The Internet of Things (IoT) encompasses a wide range and variety of items and equipment that are connected to the Internet via wired or wireless connections. These technologies are widely used for a variety of reasons, including communication, transportation, education, and commercial growth, and their popularity has risen fast.
However, as IoT becomes more widely adopted, privacy concerns about losing control over how our data is gathered and shared with others are becoming more prevalent. Any IoT ecosystem must adhere to strict privacy standards, and this is a key problem that prevents its wider acceptance. It is the ability to manage personal raw data that is immediately transmitted from sensors to the outside world that is causing
the most user dissatisfaction.
1. Different security and privacy issues
Intelligent Things (IoT) give users a high degree of automation and control over how they do common tasks. Information is shared among a wide range of nonstandard computer devices. Microcontrollers, sensors, and actuator units may broadcast data and share it in order to facilitate better interactions.

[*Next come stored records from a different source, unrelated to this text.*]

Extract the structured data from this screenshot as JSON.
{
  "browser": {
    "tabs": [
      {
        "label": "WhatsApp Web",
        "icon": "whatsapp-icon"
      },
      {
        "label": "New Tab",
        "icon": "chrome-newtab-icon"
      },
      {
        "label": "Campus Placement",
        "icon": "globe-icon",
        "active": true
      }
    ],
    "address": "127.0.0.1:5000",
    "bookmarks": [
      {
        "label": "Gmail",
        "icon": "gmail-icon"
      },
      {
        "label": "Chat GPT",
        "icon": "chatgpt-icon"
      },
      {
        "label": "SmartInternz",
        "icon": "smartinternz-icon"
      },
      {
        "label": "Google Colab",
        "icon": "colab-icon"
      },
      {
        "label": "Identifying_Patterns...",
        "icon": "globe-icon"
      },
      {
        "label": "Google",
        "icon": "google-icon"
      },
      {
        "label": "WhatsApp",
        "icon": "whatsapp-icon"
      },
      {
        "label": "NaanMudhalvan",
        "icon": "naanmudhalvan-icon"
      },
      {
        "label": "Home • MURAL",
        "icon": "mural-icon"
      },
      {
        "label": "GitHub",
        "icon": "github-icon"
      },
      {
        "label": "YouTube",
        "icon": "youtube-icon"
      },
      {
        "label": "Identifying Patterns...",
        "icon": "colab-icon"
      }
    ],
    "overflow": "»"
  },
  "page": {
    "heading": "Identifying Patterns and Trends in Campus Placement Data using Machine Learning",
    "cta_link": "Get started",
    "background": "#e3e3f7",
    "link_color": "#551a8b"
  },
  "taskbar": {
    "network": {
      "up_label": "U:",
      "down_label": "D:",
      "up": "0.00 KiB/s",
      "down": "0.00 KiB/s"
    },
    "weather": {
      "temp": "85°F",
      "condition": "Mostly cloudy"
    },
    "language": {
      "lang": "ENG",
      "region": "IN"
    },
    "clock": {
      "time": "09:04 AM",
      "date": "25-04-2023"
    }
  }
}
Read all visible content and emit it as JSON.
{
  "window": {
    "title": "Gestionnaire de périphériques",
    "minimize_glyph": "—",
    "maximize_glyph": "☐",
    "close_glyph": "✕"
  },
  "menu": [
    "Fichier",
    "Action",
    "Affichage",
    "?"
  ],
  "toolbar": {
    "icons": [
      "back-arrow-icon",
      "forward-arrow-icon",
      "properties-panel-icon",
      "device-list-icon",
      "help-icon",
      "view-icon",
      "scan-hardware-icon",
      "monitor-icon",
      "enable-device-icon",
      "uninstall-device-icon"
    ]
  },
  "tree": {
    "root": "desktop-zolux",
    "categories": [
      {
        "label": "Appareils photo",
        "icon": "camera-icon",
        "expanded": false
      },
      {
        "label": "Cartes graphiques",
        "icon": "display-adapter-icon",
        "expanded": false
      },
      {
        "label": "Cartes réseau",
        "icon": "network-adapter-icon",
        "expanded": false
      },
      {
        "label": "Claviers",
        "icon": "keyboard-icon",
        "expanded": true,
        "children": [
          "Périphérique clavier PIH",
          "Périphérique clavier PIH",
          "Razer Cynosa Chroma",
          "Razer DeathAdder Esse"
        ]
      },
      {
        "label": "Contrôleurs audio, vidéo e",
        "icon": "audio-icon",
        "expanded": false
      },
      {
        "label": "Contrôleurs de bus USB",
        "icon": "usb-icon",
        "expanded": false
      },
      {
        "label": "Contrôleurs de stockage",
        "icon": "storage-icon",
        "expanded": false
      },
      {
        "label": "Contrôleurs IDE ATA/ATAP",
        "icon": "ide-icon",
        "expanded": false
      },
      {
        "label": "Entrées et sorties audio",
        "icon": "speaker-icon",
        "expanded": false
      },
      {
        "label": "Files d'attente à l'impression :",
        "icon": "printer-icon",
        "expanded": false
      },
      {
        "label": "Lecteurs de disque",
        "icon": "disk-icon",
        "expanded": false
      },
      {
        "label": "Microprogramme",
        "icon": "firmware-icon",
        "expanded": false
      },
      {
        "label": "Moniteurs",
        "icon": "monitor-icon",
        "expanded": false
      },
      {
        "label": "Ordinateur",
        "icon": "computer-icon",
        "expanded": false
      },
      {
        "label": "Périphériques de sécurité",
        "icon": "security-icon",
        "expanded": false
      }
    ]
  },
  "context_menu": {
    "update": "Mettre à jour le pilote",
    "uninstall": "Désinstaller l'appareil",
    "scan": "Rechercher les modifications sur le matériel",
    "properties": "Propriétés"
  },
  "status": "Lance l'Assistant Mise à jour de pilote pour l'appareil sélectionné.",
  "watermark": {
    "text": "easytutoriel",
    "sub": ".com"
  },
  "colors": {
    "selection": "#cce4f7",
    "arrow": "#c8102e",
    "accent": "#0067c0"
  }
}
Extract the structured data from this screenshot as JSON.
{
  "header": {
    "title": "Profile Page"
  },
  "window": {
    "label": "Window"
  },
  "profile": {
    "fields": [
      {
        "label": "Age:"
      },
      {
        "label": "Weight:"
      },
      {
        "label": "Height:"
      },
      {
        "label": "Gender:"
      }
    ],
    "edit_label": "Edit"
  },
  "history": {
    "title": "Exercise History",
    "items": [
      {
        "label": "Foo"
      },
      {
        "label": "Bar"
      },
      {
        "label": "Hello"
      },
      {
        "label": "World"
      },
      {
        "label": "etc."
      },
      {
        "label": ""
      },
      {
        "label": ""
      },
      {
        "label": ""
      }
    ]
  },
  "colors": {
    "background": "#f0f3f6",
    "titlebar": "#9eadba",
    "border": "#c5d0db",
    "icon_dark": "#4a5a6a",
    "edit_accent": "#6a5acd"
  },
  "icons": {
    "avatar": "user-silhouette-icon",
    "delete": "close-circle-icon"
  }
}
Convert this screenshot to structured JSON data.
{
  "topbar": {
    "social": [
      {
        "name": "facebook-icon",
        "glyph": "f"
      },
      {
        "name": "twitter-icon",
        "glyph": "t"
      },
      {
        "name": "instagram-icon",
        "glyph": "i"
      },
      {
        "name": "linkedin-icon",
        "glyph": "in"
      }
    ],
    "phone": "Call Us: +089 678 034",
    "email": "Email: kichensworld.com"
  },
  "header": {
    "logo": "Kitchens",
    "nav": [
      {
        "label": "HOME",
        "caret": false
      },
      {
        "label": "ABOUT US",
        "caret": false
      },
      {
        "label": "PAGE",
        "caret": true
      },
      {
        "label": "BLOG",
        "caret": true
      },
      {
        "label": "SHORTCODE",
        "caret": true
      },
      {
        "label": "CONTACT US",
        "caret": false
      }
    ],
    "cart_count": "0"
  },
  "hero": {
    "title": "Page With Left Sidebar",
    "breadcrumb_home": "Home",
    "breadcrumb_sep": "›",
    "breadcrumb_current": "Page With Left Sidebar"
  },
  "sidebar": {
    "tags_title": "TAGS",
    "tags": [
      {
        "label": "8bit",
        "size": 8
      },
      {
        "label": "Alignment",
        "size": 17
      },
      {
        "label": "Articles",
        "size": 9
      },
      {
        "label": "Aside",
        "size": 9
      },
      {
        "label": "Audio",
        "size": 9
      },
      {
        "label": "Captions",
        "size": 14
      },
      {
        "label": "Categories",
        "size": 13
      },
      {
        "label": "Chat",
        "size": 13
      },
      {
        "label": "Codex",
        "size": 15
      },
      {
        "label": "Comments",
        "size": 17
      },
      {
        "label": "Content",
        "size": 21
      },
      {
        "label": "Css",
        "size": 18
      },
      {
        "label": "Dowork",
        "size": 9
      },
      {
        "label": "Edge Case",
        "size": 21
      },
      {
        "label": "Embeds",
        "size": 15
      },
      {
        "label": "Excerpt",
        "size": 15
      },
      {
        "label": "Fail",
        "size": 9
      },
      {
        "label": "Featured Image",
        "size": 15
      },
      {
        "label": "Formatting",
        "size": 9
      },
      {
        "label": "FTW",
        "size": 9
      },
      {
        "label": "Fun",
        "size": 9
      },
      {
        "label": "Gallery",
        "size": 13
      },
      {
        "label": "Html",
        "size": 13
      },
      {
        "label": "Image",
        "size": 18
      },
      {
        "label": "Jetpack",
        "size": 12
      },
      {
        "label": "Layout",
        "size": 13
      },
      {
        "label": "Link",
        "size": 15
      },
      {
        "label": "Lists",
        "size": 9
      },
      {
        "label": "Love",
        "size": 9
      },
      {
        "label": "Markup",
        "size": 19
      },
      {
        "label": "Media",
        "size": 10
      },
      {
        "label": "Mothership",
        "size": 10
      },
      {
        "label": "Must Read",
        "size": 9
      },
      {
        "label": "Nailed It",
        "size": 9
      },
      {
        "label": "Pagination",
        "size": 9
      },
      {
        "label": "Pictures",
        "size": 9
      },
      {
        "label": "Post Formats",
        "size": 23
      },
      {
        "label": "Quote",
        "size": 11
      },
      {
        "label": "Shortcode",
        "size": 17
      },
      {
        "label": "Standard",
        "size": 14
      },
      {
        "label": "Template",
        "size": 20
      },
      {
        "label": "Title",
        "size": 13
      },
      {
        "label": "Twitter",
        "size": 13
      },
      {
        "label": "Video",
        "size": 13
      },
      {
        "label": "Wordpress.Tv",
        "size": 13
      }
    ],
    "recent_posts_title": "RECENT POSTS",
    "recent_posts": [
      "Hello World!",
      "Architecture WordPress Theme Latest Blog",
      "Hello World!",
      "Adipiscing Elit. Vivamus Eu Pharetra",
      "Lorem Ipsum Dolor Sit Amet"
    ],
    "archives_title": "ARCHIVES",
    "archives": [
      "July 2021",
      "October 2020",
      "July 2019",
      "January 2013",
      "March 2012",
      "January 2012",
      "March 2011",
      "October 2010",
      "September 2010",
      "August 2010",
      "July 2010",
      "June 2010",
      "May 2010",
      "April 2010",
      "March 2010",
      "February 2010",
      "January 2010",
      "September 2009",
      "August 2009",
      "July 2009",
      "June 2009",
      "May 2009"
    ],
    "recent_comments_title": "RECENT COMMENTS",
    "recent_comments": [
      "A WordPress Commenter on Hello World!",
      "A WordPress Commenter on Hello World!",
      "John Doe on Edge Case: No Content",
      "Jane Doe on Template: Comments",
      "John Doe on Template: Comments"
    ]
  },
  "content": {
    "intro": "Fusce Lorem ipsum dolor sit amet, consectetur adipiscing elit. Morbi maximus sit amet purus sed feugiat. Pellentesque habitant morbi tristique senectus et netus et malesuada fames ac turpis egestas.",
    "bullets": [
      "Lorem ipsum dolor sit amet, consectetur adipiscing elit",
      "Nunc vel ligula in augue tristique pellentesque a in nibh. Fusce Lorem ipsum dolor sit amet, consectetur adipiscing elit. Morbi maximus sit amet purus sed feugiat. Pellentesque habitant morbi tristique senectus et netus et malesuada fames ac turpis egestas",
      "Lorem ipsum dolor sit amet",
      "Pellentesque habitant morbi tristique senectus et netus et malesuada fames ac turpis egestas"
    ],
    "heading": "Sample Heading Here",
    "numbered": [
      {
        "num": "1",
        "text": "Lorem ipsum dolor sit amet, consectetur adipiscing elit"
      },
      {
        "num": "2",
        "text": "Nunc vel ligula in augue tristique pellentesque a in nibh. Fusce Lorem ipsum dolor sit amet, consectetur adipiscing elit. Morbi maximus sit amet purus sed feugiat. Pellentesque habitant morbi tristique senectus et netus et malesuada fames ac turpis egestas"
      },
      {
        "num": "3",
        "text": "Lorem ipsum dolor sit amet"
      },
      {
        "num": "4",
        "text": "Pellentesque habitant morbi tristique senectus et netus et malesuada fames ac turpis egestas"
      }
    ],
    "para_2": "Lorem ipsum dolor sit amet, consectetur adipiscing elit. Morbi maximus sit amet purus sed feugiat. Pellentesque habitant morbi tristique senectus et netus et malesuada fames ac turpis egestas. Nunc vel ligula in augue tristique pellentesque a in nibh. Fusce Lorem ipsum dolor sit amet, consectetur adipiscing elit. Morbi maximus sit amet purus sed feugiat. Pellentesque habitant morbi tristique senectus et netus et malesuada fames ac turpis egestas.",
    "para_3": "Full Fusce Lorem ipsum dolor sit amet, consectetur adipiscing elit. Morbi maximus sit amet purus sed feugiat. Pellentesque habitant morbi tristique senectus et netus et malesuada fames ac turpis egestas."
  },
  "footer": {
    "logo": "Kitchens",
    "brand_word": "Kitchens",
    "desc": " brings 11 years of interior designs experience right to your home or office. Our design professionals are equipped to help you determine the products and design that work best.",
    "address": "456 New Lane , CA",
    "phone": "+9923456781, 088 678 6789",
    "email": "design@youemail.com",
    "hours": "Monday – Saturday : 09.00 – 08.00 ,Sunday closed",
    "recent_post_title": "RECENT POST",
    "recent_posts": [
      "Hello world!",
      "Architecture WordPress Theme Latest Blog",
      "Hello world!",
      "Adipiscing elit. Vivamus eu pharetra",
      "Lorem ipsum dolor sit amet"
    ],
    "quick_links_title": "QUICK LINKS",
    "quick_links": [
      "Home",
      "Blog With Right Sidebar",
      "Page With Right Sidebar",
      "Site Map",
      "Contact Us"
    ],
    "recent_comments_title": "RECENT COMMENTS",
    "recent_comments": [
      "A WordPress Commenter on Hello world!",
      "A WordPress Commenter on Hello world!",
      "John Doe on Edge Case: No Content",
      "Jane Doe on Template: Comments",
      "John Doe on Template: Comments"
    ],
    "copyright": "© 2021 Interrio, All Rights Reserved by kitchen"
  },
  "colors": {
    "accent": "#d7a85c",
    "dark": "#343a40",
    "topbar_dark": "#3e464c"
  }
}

In addition, they can help humans to make decisions based on shared data.
Data is collected and sent between consumer devices or industrial machines through embedded devices. Physical changes can also be made by IoT devices. Those devices can be controlled either in close areas or remote areas over the Internet. As examples, we use linked consumer products such as smart appliances to illustrate the privacy problems highlighted in this article.
One of the reasons that make IoT devices vulnerable to attacks is that customers’ smart gadgets are being produced at a far faster rate than privacy-protection measures can be created.
Neglecting to change passwords and not updating devices have raised cybersecurity threats and the ability for dangerous apps to access sensitive data from IoT systems. Data breaches and other risks are more likely to occur as a result of such ineffective policies. Due to poor security procedures and regulations, IoT is considered a susceptible area for cyber attacks. In spite of the fact that a number of security measures have been created to safeguard IoT devices from cyber assaults, security standards have not been formally defined.
Privacy implies that information about individuals must be protected and may not be exposed without explicit consent under any circumstances. Every individual has the right to determine with whom to share their data
Traditional Internet users are affected by Internet privacy problems. However, in the IoT world, even people who aren’t using IoT services but are present in their surroundings may be affected by privacy problems. For example, the patient should be the only one to decide whether to share his heart conditions with the insurance company or not.
Due to the lack of clearly defined control domain boundaries in IoT settings, it is far more difficult to properly detect privacy infractions. People’s personal information must be protected, and acquired data must be utilized solely for the intended purpose. Last but not least, acquired data must only be retained for as long as it is absolutely necessary to have them.
2. Solutions for Privacy Access/Security Threats in IoT
The followings are some proposed solutions to overcome those security issues:
Authentication and Authorization
Due to the constraints of IoT devices, authentication in IoT settings might be difficult. For these constraints to be addressed, several researchers have developed lightweight alternatives. They use XOR operations to encrypt the data. Base on that, they implement a lightweight cryptography protocol. As a result, a standard RFID system for IoT applications may be configured to use this protocol’s hardware implementation.
Edge Computing and Plug-In Architectures
In the last few years, edge computing has become increasingly popular. In edge computing, data processing and storage take place in part at the device, rather than being sent and processed in the cloud. To address issues about latency, device limits, security, and most crucially privacy of users, Edge Computing makes more sense as data is being generated at the network’s edge.
Anonymous data are obtained by removing identifiable information that could be used to identify a person or object. Anonymous data is typically used to preserve user privacy. Anonymization, blurring, and denaturing methods have been tried in IoT applications, particularly with pictures and videos.
Digital Forgetting and Data Summarization
When using digital forgetting, we try to delete all the copies of a dataset. Data summarization on the other hand tries to hide the details of the data. By applying those techniques, we could make our users feel more comfortable and safe when they share their data because they know that the collected data will be deleted after serving the intended purposes.
3. Final thoughts
For even the most experienced developer teams, securing devices in an IoT network can bring new obstacles and difficulties. A breach might have huge consequences due to the inherent vulnerability of IoT devices. An IoT system that is mission-critical may be effectively protected by a thorough strategy and the proper tools.